Helicobacter pylori (H. pylori) is a gram-negative bacterium that is usually found in the stomach. Some experts believe that the bacterium may play an important role in the ecology of the stomach, and that the helical shape of the bacterium may have evolved to penetrate the mucoid lining of the stomach. It was first identified in 1982 by Australian scientists Barry Marshall and Robin Warren, who discovered that those infected also suffer from chronic gastritis or gastric ulcers. Previously, both these conditions were not believed to be due to microbial causes.
H. pylori has also been linked to the development of stomach cancer and duodenal ulcers. However, about 80 percent of infected individuals are asymptomatic. Currently, approximately 50 percent of the global population have H. pylori in the upper gastrointestinal tract. Infection seems to be more common in developing countries compared to developed countries.
H Pylori Symptom #1: Gastritis
Gastritis is inflammation of the stomach lining. While many infected individuals may never experience any symptoms of an H. pylori infection, an acute infection may manifest as acute gastritis. It can have either a short or long duration. Associated symptoms include upper abdominal pain, nausea, vomiting, bloating, weight loss, and loss of appetite.
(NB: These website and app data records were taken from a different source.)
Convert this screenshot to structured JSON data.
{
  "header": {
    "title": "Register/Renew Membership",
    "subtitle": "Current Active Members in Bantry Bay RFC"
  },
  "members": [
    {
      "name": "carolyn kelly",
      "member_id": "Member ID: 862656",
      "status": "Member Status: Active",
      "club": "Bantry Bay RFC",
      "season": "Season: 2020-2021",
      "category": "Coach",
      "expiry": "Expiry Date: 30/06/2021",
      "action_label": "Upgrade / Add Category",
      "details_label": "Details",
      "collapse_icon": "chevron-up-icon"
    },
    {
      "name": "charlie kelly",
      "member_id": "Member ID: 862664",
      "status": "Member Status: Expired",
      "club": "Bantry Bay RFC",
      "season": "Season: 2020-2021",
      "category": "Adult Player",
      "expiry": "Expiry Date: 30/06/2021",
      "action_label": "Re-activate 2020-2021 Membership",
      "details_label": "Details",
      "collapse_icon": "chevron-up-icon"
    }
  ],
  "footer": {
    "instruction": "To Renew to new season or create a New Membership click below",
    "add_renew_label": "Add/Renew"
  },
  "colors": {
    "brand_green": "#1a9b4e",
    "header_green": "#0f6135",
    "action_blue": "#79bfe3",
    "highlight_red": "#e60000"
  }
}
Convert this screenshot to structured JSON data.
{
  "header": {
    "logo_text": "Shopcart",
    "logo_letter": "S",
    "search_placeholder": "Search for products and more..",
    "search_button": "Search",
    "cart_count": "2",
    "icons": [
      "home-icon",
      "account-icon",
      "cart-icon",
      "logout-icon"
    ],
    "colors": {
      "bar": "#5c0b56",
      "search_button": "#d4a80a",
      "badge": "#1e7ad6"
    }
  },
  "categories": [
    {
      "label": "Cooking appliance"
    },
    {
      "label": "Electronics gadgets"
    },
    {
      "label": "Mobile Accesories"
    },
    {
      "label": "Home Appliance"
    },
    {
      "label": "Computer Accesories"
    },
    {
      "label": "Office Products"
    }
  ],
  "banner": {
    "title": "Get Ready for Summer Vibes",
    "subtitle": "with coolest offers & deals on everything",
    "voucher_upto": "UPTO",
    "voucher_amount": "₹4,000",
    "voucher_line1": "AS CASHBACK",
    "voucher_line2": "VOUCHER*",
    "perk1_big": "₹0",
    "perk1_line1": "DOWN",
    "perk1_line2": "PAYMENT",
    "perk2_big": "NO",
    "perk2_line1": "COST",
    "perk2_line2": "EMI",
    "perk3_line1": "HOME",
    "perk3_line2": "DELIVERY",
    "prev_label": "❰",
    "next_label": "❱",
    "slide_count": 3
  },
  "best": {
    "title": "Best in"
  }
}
Other causes of gastritis include nonsteroidal anti-inflammatory drugs (NSAIDs), alcohol, smoking, radiation therapy, and Crohn’s disease. Many patients take antacids for relief.